Exercise: Return the listing below exactly. Leave its pictures out.

***** Supplied entries *****

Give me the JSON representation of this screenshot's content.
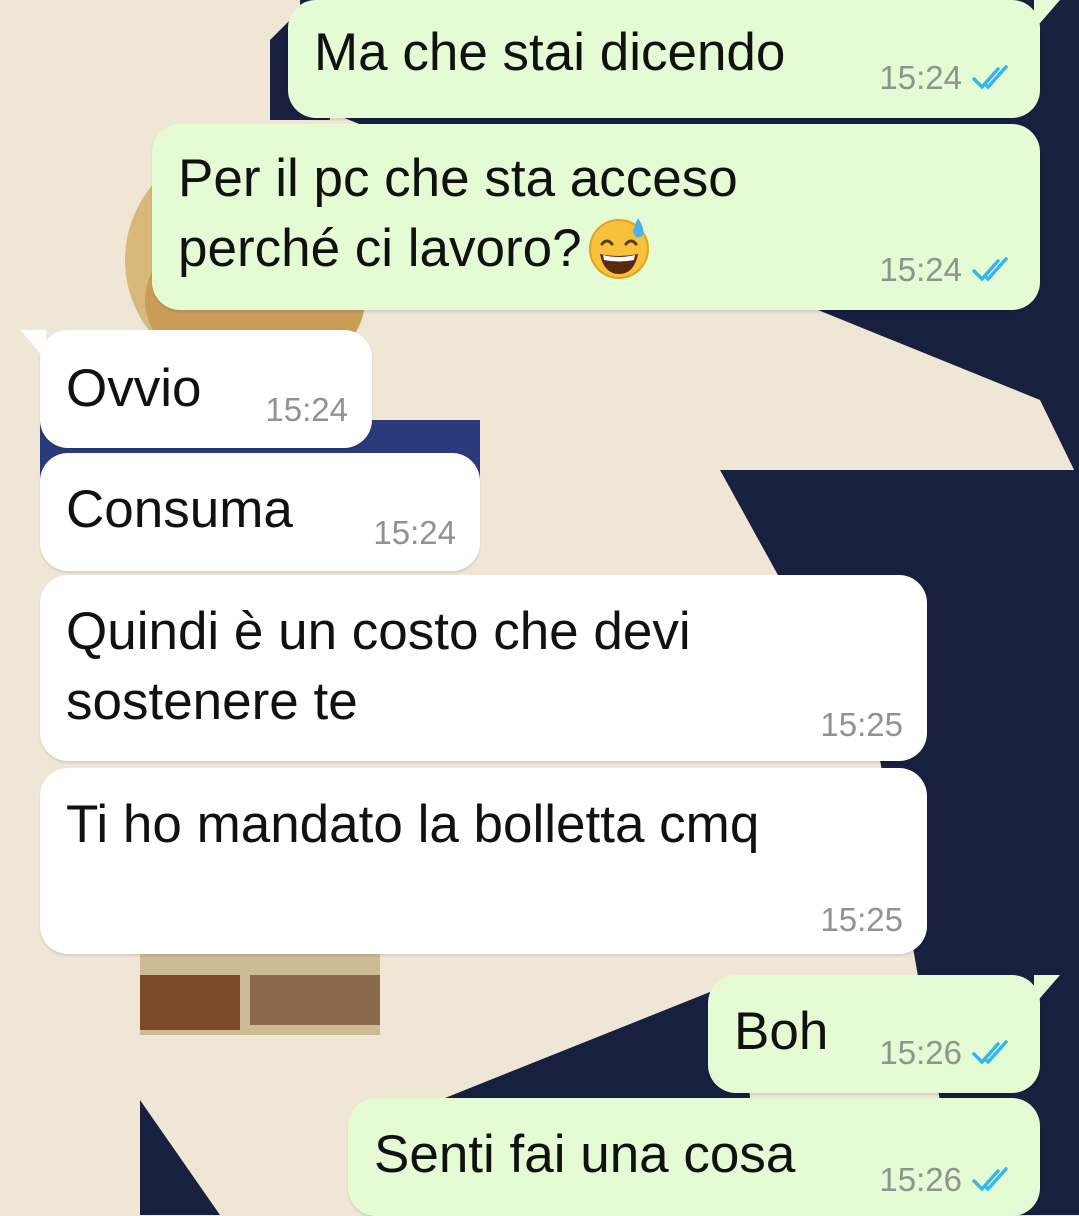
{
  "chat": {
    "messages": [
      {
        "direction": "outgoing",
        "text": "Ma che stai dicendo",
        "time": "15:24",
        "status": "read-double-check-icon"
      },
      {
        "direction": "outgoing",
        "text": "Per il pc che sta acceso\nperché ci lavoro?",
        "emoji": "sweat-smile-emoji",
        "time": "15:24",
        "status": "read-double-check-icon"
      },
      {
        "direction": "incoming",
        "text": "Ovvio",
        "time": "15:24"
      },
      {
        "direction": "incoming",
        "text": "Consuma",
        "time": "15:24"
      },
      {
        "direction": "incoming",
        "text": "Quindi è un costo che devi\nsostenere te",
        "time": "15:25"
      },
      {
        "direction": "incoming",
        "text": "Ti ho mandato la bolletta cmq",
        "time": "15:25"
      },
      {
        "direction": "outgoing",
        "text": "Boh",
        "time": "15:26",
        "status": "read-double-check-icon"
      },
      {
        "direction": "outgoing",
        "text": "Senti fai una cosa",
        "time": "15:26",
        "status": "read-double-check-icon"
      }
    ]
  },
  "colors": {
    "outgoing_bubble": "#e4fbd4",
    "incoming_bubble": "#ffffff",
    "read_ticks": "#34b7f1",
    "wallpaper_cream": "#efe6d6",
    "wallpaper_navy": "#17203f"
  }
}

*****

Response area:
Give me the JSON representation of this screenshot's content.
{
  "chat": {
    "messages": [
      {
        "direction": "outgoing",
        "text": "Ma che stai dicendo",
        "time": "15:24",
        "status": "read-double-check-icon"
      },
      {
        "direction": "outgoing",
        "text": "Per il pc che sta acceso\nperché ci lavoro?",
        "emoji": "sweat-smile-emoji",
        "time": "15:24",
        "status": "read-double-check-icon"
      },
      {
        "direction": "incoming",
        "text": "Ovvio",
        "time": "15:24"
      },
      {
        "direction": "incoming",
        "text": "Consuma",
        "time": "15:24"
      },
      {
        "direction": "incoming",
        "text": "Quindi è un costo che devi\nsostenere te",
        "time": "15:25"
      },
      {
        "direction": "incoming",
        "text": "Ti ho mandato la bolletta cmq",
        "time": "15:25"
      },
      {
        "direction": "outgoing",
        "text": "Boh",
        "time": "15:26",
        "status": "read-double-check-icon"
      },
      {
        "direction": "outgoing",
        "text": "Senti fai una cosa",
        "time": "15:26",
        "status": "read-double-check-icon"
      }
    ]
  },
  "colors": {
    "outgoing_bubble": "#e4fbd4",
    "incoming_bubble": "#ffffff",
    "read_ticks": "#34b7f1",
    "wallpaper_cream": "#efe6d6",
    "wallpaper_navy": "#17203f"
  }
}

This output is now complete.